Felix says ‘I started piano lessons when I was 7 or 8, being inspired by my older sister Izzy’s playing. I had the same piano teacher, Margaret Turner, right through from my earliest key-smashing to my last few lessons around Christmas 2019, working towards my DipABRSM. I owe so much of my love of music to her and am very grateful for the direction and inspiration she has consistently offered me for over 10 years. I have been taught organ by Dr Juliana Ainscough at my secondary school, and more recently by Anne Page here at Girton, both of whom have offered me substantial guidance for my improvement as a musician, which I am very appreciative of. I am currently in my first year pursuing undergraduate music studies at Girton College, where modules on ethnomusicology, ecomusicology, sound studies and the philosophy of music have especially interested me so far.’

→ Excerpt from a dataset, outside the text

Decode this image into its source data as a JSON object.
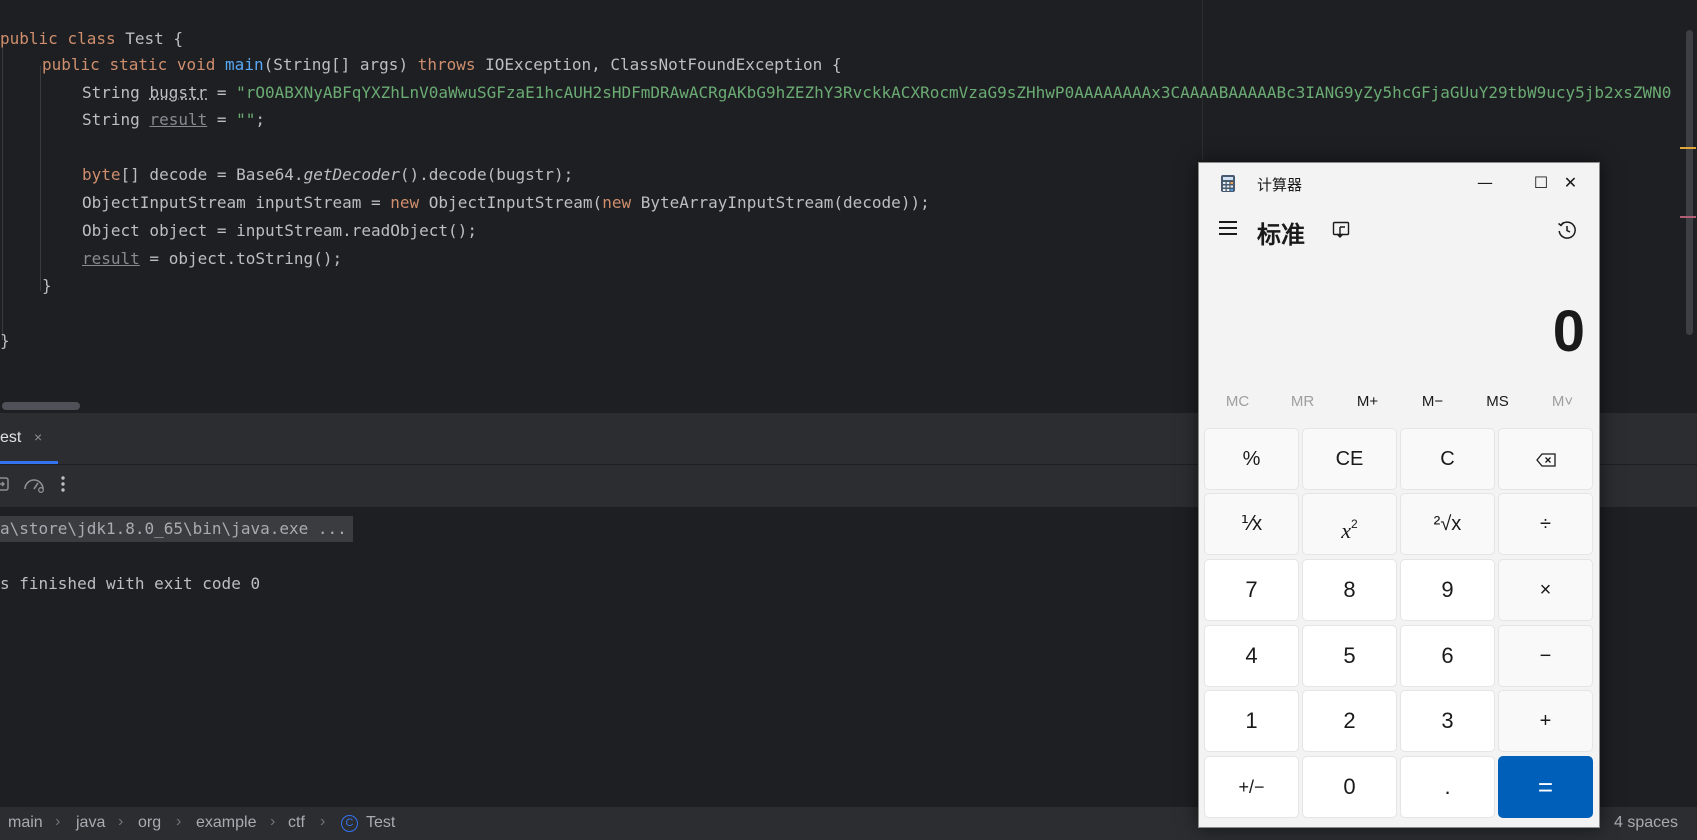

Tom is a second-year undergraduate reading Physical Natural Sciences (Physics & Materials) at Girton. He is currently being taught by Robin Walker, and has particularly enjoyed playing and singing with the choir for the last year and a half, even when virtual, as well as performing in a number of Girton concerts, either as a keyboard player or on the bassoon. He’s also enjoyed composing and mixing recordings for the choir, and hopes to do more of both soon. Outside of Cambridge, Tom spends his time hiking, baking and volunteering on the tech team of a tutoring charity.
Emily is playing on the organ at Holy Trinity Church in Guildford. It is a 3-manual 36-stop electro-pneumatic organ built by by the Worcester-based Nicholson & Co. An organ has stood on the site from around 1780, with multiple rebuilds and modernisations having occurred since. The latest major change, undertaken by Nicholson & Co, was a thorough restoration and rebuilding in 1997, with renewing of the action and tonal alterations made ‘that acknowledge the church’s classical ambience’. More information can be found at: https://tinyurl.com/HolyTrinityGuildfordOrgan
Felix is playing on the organ at Girton College chapel, a 4-manual 26-stop mechanical-action organ constructed in 2002 by the Swiss firm, St-Martin. It is built in the French Classical tradition, with Grand-Orgue, Positif, Récit (Expressif) and Solo manuals. Its versatility in performing across the organ repertoire, and its rich and complementary tones, have led it to be known as one of the best instruments in Cambridge. More details and a specification can be found on the college website or (a short history in French) at https://tinyurl.com/GirtonCollegeCambridgeOrgan
Tom is playing on the organ in the chapel at Wellington College, Berkshire. It is a 3-manual 40-stop Harrison & Harrison, originally built in 1922, before an overhaul in 1981 converted the action from pneumatic to electro-pneumatic. It was most recently overhauled in 2016, requiring a full dismantling and restoration of the wind system, releathering of the actions and reconstruction of the soundboards. A full specification can be found at: https://tinyurl.com/WellingtonCollegeOrgan
Information is taken from the websites linked, or from the National Pipe Organ Register (https://www.npor.org.uk/)